McCurry shows how the patriarchal family structure allowed Clanton Thomas’s husband to dispose of his wife’s property freely in the post-war period, using his informal authority as husband to compel Gertrude Clanton Thomas to surrender what property rights she possessed: McCurry observed that she in fact had ‘legal title’ to the bulk of the marital property, ‘but she was his wife, and when he asked her to sign them [her property rights] away, she could not refuse’ (187).
By broadening her scope to the political structure of the family, McCurry also contributes to ongoing debates about whether emancipation and Reconstruction represented a real departure in the workings of white supremacy and capitalism, or merely a reconfiguration of these systems. Citing Clanton Thomas’s diaries, McCurry contends that, at the level of family relations and family economies – where women did have a good deal of power – Reconstruction was a revolution. It dissolved white claims that those they enslaved were members of their ‘families’, while allowing millions of African Americans to form legal families for the first time.
Women’s War unearths a number of interesting parallels with twentieth- and twenty-first-century political debate. For example, McCurry discusses Charles Sumner’s early proposal for what became the 13th Amendment, which began ‘All persons are equal before the law…’ (120). This amendment failed precisely because it risked granting women legal equality and overturning husbands’ legal power over their wives.
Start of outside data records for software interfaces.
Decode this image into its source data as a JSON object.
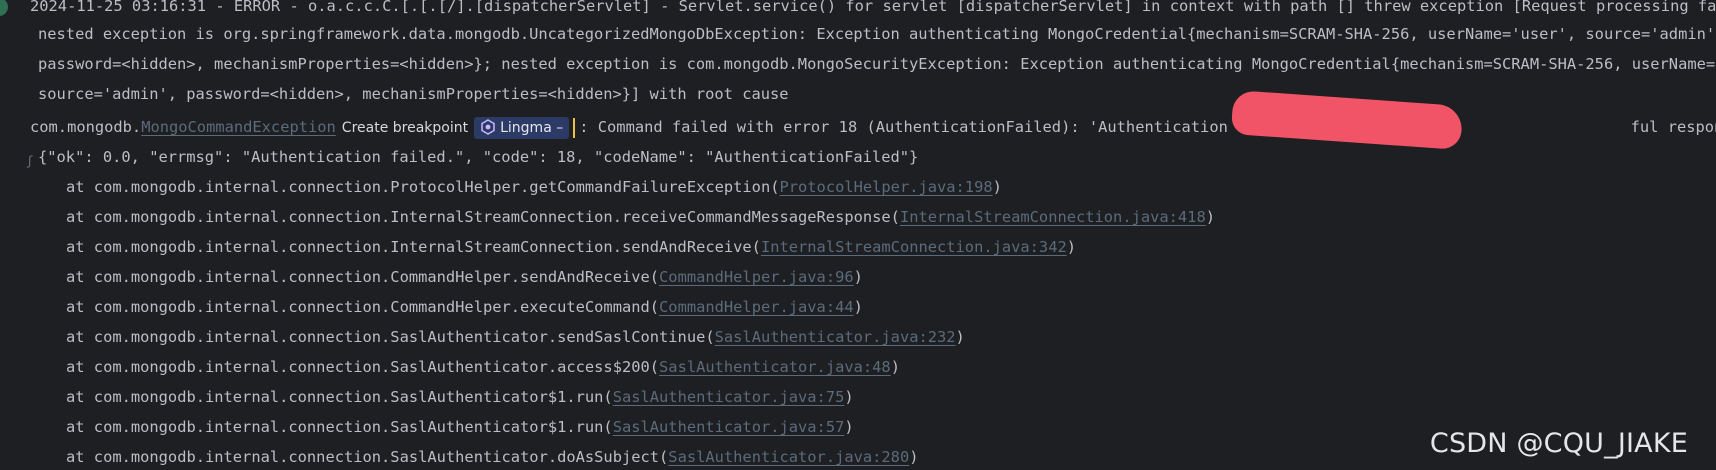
{
  "log": {
    "line0": "2024-11-25 03:16:31 - ERROR - o.a.c.c.C.[.[.[/].[dispatcherServlet] - Servlet.service() for servlet [dispatcherServlet] in context with path [] threw exception [Request processing failed;",
    "line1": "nested exception is org.springframework.data.mongodb.UncategorizedMongoDbException: Exception authenticating MongoCredential{mechanism=SCRAM-SHA-256, userName='user', source='admin',",
    "line2": "password=<hidden>, mechanismProperties=<hidden>}; nested exception is com.mongodb.MongoSecurityException: Exception authenticating MongoCredential{mechanism=SCRAM-SHA-256, userName='user",
    "line3": "source='admin', password=<hidden>, mechanismProperties=<hidden>}] with root cause",
    "exception_prefix": "com.mongodb.",
    "exception_link": "MongoCommandException",
    "create_breakpoint": "Create breakpoint",
    "lingma_label": "Lingma",
    "lingma_dash": "–",
    "exception_message": ": Command failed with error 18 (AuthenticationFailed): 'Authentication failed.' on serve",
    "exception_message_tail": "ful response i",
    "json_line": "{\"ok\": 0.0, \"errmsg\": \"Authentication failed.\", \"code\": 18, \"codeName\": \"AuthenticationFailed\"}",
    "fold_marker": "ʃ"
  },
  "stack": [
    {
      "prefix": "at com.mongodb.internal.connection.ProtocolHelper.getCommandFailureException(",
      "link": "ProtocolHelper.java:198",
      "suffix": ")"
    },
    {
      "prefix": "at com.mongodb.internal.connection.InternalStreamConnection.receiveCommandMessageResponse(",
      "link": "InternalStreamConnection.java:418",
      "suffix": ")"
    },
    {
      "prefix": "at com.mongodb.internal.connection.InternalStreamConnection.sendAndReceive(",
      "link": "InternalStreamConnection.java:342",
      "suffix": ")"
    },
    {
      "prefix": "at com.mongodb.internal.connection.CommandHelper.sendAndReceive(",
      "link": "CommandHelper.java:96",
      "suffix": ")"
    },
    {
      "prefix": "at com.mongodb.internal.connection.CommandHelper.executeCommand(",
      "link": "CommandHelper.java:44",
      "suffix": ")"
    },
    {
      "prefix": "at com.mongodb.internal.connection.SaslAuthenticator.sendSaslContinue(",
      "link": "SaslAuthenticator.java:232",
      "suffix": ")"
    },
    {
      "prefix": "at com.mongodb.internal.connection.SaslAuthenticator.access$200(",
      "link": "SaslAuthenticator.java:48",
      "suffix": ")"
    },
    {
      "prefix": "at com.mongodb.internal.connection.SaslAuthenticator$1.run(",
      "link": "SaslAuthenticator.java:75",
      "suffix": ")"
    },
    {
      "prefix": "at com.mongodb.internal.connection.SaslAuthenticator$1.run(",
      "link": "SaslAuthenticator.java:57",
      "suffix": ")"
    },
    {
      "prefix": "at com.mongodb.internal.connection.SaslAuthenticator.doAsSubject(",
      "link": "SaslAuthenticator.java:280",
      "suffix": ")"
    }
  ],
  "watermark": "CSDN @CQU_JIAKE",
  "colors": {
    "background": "#1e1f22",
    "text": "#bcbec4",
    "link": "#5c6b7b",
    "redaction": "#f25467",
    "lingma_bg": "#2c3a66"
  }
}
The epilogue recounts Elizabeth Cady Stanton giving a speech in the New York State Capitol stating that ‘Reconstruction must begin at home’ (206) – neatly anticipating ‘the personal is political’.
Women’s War is a short book, focused on certain themes, and as such, it leaves some matters unexamined. McCurry notes that one reason for making women legal minors was to make their husbands – not the government – responsible for their welfare (23). It would have been helpful to have a better understanding of nineteenth-century attitudes towards, and fears regarding, poverty and poor relief.
Another theme in McCurry’s work is the relentless white monitoring of African American sexuality and family; Union authorities worried about the morals and constancy of black ‘soldiers’ wives’, and Clanton Thomas feared liaisons between white men and African American women. McCurry doesn’t find time to connect this to the long post-Civil War history of policing the personal lives of African Americans, like the Moynihan Report published in the 1960s. She also doesn’t connect Clanton Thomas’s worries with contemporaneous racist fears regarding sexual relations between African American men and white women.
However, McCurry’s work remains immensely valuable. Women’s War forces us to confront and accept the role of women at the centre of military history, collapsing the gendered separation of war and women. Perhaps more importantly, it develops on McCurry’s earlier work, continuing her anatomy of how the United States uses a wide variety of legal and social mechanisms, public and private, to enforce inequality and privilege. She expands the scope of the political in ways that inform our understanding of today as much as they do our knowledge of the US Civil War. I highly recommend it – even to R.R. Reno.
Note: This review gives the views of the author, and not the position of the LSE Review of Books blog, or of the London School of Economics.
Image Credit: Photograph entitled ‘Staff of Gen. Sherman accompanied by ladies’, taken by Mathew Brady. Local item identifier: 111-B-1964 (US National Archives, No Known Copyright Restrictions).